The Pompidou Centre is a Paris landmark, an extraordinary piece of architecture inaugurated in 1977, that is officially - when translated from the French - the Georges Pompidou National Art and Culture Centre. Locals call it "Beaubourg" after the neighbourhood around it in the 4th arrondissement of Paris. The building was the vision of the man it's named after, France's leader between 1962 and 1968. President Georges Pompidou had the idea of a space dedicated to the culture of the 20th and 21st centuries, bringing together visual arts, literature, music, cinema and design in one unique multicultural institution. The building has extensive galleries featuring both visiting exhibitions and selections from its permanent collection of modern and contemporary art, one of the most important in the world. With additional exhibition spaces, a cinema, a large public reading library - and eight million visitors each year - the President's idea now seems as if it was a very safe bet. This present day success masks a highly controversial history, however, both of the idea itself and its audacious design.
Popular versus elitist culture
There were many problems facing President Pompidou's vision of a national multicultural centre. Not least was that by the 1970s, Paris had lost its place as a leader on the contemporary arts scene to New York. To regain the top spot, the French capital needed an original space that would be instantly recognised around the world.
There was another factor. For Georges Pompidou personally, it was critical that all forms of artistic expression should be given prominence in the new centre. He didn't want it to become yet another exclusive preserve for the Parisian art elite. These populist ambitions sparked intense debate, and a standoff ensued between those who were in favour of a celebration of popular culture, and those of a more traditional mindset, the established cultural elite.
The President's artistic aspirations
Georges Pompidou was passionate about this project, and about his view that the new centre should include music, film, books and even audiovisual research. As he put it, "This place should be both modern and constantly evolve. The library alone will attract thousands of people who, in turn, will inevitably find themselves in contact with other aspects of the arts."
"The Ship of Culture"

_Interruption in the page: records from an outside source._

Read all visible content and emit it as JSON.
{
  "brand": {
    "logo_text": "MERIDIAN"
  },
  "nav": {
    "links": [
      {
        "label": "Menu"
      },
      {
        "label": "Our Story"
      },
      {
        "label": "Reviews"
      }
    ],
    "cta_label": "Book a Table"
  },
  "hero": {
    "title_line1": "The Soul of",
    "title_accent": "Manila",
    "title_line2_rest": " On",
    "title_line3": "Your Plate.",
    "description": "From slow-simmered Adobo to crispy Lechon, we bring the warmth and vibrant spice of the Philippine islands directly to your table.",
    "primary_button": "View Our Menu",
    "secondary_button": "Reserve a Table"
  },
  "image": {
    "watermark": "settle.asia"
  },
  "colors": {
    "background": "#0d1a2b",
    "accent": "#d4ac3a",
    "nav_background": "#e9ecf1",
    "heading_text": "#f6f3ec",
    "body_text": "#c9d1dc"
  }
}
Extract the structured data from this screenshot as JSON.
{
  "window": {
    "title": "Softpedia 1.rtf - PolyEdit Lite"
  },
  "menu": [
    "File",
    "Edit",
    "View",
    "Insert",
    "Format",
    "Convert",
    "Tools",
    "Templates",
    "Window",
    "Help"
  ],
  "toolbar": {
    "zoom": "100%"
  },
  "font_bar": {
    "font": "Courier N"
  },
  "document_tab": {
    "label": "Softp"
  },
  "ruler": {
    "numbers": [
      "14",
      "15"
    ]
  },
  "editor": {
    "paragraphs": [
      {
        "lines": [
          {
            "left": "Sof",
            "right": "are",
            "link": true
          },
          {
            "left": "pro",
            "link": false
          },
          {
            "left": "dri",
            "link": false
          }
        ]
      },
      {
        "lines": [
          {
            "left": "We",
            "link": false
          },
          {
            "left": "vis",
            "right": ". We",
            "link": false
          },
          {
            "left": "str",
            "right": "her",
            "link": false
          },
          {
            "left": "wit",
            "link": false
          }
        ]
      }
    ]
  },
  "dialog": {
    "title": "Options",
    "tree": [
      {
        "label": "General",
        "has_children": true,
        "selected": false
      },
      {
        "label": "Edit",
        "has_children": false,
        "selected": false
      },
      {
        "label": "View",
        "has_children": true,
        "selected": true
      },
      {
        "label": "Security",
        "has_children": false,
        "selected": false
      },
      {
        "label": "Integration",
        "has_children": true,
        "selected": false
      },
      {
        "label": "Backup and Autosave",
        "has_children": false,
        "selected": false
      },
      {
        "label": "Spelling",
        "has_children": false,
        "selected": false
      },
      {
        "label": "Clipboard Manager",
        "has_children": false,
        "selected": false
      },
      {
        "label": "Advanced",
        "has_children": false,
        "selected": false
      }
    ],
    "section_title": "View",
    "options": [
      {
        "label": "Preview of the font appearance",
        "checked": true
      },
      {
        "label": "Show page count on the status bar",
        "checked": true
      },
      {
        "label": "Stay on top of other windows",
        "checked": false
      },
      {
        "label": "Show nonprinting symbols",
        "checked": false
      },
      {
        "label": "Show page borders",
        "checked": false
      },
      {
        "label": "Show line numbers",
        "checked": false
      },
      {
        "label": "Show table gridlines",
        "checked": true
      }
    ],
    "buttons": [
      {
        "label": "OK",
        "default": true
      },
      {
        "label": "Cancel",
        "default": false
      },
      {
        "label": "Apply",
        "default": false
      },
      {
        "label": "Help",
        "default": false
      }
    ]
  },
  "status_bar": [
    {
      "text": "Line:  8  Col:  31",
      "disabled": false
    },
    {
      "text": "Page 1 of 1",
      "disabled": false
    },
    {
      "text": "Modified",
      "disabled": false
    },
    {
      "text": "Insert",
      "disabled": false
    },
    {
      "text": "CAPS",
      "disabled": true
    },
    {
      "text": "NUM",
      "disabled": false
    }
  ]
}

Despite all of the cultural controversies, an architectural competition for the design of the new building went ahead, and, eventually, the Georges Pompidou National Art and Culture Centre was inaugurated on January 31 1977 by President Pompidou's successor, Valéry Giscard d'Estaing. Not least due to the intense cultural debate that preceded it, the opening ceremony attracted international attention, and was attended by political and cultural personalities from around the world.
What they saw was a building like no other, with all of the utilities and structure that are usually concealed - piping, brightly coloured tubing, lifts, the now famous stairs - all proudly exposed on the exterior. This was an entirely new architectural language, thought up by the winners of the design competition, Richard Rogers from Britain, who went on to design the landmark Lloyd's building in the City of London, and Renzo Piano of Italy, now best known for The Shard in London and the new Whitney Museum of American Art in New York.
Their new Parisian arts centre wasn't universally liked. The most enthusiastic called Rogers and Piano's creation "The Ship of Culture". Others were less kind, calling it "Our Lady of the Pipe", while the French newspaper Le Figaro likened it to the mythical Loch Ness monster.
Controversial or not, the public voted with their feet. In its first year a building designed to welcome 5,000 visitors a day found itself hosting five times that. Most came for the major exhibitions, but the vast new public library was also an instant hit.
After its 20th anniversary in 1997, the Pompidou Centre closed for an extensive renovation lasting three years. Internal areas were increased by more than 8,000 square metres and spaces were redeveloped to allow for more works to be exhibited and for more dance, theatre and music to be performed. There's now a new space for children, with two exhibitions each year.
Even those with no interest in art love the Pompidou Centre. There's a unique panorama over Paris from the upper floors, which can be accessed from the external escalators.
Our Pompidou Centre tickets give you direct access to the permanent collections of the national modern art Museum and all the exhibitions on display.